COVID survivor Saskia Mulder credits a charity’s ground-breaking recovery service for helping her break out of a cycle of fear and isolation caused by the virus.
Psychiatric nurse Saskia (40) from Magherafelt, is still plagued by breathing difficulties and debilitating fatigue eight months after contracting the virus. But she says NI Chest Heart & Stroke’s COVID Recovery Service – the only one of its kind in Northern Ireland – helped her take control of her illness at a time when she thought she was going to “lose her mind.”
“I had an awful fear of death,” she said, “and I was crying like a child. I live on my own and I woke up many nights wondering if I needed to call 999. Nobody could help me – and the Health Service had nothing for people in my position, although my GP has been really good. One day during the summer she rang me after I’d mentioned my breathing difficulties and suggested that I refer myself to NI Chest Heart & Stroke’s new service.
“The first time I took part in a Zoom meeting with others living with COVID, people were breaking down in tears because it was their first opportunity to get real support. They had been discharged from hospital and had been left with nothing. There’s this idea that COVID patients are taking up a lot of Health Service time with their recovery, but that’s not the case. We feel that we’ve just been left to fend for ourselves at home.”
The COVID Recovery Service was established by NI Chest Heart & Stroke in July. It offers support with breathing, fatigue, anxiety and isolation, and sleep patterns. It is one of a number of services the charity has either created or adapted to ensure thousands of local people have the support they need to stay healthy and safe during the pandemic.
Catherine Murnin, the charity’s Director of Care Services, said: “Our COVID recovery service is a pilot and like many of our services for people living with chest, heart and stroke conditions, nearly 90% of our work is funded by public donation. Unfortunately, the Covid-19 pandemic has meant the demand on all our services is bigger than ever whilst donations have fallen. That’s why we’re encouraging local people and the Northern Ireland Executive to help support us to bring hope and support to people this Christmas and beyond.”
NI Chest Heart and Stroke has continued to run other online support services for people with chest, heart and stroke illnesses throughout the COVID emergency, despite a huge drop in donations. To help bring hope this Christmas, the charity has launched its Christmas ‘Still Caring Through COVID’ campaign to reassure people that all its services are operating, subject to current government guidelines. Supported by MACE, the campaign also aims to inspire hope and encourage local people to support the charity in any way they can so that many other local people like Saskia can avail of support that helps rebuild local lives.

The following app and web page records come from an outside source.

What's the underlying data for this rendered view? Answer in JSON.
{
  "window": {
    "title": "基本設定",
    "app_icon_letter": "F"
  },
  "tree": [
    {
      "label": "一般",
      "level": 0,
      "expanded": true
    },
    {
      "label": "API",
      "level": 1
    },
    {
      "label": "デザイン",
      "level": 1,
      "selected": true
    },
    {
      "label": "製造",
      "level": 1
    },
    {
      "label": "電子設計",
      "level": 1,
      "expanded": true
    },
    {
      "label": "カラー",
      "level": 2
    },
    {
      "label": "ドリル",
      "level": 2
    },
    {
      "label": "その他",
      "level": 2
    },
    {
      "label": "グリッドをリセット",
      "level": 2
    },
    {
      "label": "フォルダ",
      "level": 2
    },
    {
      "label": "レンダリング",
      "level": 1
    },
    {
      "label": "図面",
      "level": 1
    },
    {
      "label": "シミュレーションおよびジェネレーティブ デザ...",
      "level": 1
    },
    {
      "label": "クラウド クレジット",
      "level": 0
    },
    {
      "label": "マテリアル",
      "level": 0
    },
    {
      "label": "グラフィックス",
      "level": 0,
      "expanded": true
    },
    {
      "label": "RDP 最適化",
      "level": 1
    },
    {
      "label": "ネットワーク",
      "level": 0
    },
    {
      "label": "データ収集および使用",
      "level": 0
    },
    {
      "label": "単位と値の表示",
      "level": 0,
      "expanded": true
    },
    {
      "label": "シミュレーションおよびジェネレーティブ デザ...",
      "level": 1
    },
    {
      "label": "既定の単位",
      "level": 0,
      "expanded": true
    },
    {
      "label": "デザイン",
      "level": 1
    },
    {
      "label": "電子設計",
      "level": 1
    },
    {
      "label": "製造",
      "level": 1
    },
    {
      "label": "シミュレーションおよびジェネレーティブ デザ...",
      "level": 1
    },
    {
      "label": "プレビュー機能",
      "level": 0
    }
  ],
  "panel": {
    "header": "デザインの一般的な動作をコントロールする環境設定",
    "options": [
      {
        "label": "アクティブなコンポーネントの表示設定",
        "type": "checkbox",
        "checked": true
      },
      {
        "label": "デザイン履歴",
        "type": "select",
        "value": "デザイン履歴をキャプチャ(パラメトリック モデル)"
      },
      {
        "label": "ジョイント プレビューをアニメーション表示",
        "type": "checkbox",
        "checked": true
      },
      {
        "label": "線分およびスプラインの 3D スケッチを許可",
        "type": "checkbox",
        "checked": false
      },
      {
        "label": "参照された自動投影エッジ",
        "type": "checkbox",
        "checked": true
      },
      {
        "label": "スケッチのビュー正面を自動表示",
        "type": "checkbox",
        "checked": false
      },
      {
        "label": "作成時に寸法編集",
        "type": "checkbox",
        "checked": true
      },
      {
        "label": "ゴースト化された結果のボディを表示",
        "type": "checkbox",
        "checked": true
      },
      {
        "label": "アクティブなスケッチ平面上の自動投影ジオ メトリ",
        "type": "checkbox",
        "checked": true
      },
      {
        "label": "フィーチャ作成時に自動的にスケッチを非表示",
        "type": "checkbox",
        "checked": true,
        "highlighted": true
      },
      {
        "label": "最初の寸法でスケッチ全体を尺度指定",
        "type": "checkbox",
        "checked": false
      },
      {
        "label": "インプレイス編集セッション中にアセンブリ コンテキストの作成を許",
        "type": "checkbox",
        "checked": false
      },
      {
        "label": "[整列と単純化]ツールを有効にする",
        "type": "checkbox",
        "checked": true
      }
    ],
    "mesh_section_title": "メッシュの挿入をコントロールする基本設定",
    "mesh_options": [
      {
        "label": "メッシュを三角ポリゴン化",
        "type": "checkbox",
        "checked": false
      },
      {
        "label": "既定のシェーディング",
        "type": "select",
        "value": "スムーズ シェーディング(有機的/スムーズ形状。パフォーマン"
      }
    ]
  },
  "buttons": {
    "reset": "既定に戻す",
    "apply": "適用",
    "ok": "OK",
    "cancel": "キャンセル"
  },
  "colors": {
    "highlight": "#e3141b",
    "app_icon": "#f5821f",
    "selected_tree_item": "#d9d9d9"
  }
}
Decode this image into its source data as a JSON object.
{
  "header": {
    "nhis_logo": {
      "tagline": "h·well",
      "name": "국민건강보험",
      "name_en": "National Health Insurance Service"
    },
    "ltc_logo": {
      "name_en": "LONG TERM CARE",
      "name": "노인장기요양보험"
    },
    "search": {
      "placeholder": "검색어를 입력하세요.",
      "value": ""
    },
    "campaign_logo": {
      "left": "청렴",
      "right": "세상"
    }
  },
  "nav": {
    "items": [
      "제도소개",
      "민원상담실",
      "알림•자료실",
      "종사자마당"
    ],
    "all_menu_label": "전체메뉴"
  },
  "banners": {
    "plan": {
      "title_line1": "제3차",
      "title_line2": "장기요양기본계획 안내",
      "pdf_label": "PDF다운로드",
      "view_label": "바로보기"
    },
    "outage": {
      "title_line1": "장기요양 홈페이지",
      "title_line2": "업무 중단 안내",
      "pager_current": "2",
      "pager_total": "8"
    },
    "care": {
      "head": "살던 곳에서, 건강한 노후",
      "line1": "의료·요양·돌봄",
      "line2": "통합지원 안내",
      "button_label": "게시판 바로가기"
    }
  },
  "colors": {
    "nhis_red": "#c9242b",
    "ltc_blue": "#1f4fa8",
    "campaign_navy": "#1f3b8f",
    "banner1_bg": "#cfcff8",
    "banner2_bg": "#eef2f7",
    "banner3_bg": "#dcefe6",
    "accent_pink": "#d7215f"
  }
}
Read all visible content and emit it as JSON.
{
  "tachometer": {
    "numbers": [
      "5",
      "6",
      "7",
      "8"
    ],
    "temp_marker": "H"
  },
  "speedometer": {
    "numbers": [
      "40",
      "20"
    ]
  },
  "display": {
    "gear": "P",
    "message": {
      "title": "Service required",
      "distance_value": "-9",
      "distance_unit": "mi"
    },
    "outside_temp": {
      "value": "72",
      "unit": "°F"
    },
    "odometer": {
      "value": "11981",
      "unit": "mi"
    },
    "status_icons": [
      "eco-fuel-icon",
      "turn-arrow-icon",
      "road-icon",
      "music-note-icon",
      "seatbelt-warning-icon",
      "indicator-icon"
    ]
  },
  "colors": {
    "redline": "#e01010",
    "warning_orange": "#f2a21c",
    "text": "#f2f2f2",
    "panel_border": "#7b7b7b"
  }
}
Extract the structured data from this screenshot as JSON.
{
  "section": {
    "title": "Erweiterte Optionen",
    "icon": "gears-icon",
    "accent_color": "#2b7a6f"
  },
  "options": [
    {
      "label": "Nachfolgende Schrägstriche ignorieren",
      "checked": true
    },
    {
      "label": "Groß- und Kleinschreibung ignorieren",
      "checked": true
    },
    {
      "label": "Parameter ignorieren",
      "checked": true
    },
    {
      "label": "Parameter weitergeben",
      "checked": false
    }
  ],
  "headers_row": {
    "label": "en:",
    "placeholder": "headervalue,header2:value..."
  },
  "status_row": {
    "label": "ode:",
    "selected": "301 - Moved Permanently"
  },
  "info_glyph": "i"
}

Saskia Mulder said: “The COVID Recovery Service came along at just the right time for me. I was so overwhelmed by the illness and symptoms that were forever changing. I had sinus infection, vertigo, chronic fatigue, appalling migraines and breathing problems. Only now, after eight months, am I starting to get a little bit of energy back. But around three o’clock every afternoon it gets to the stage where I’m exhausted. I can’t even lift my arm or walk as far as the kitchen. I’m so scared of re-contracting the virus and I’m scared about the idea of going back to work as a nurse – not that there’s any prospect of that at the moment.
“But thanks to NI Chest Heart and Stroke I’ve learned how to manage my symptoms without panicking, as well as setting targets to achieve my long-term health goals.”
There are many ways local people can help support NICHS this Christmas. For more information and to donate, visit www.nichs.org.uk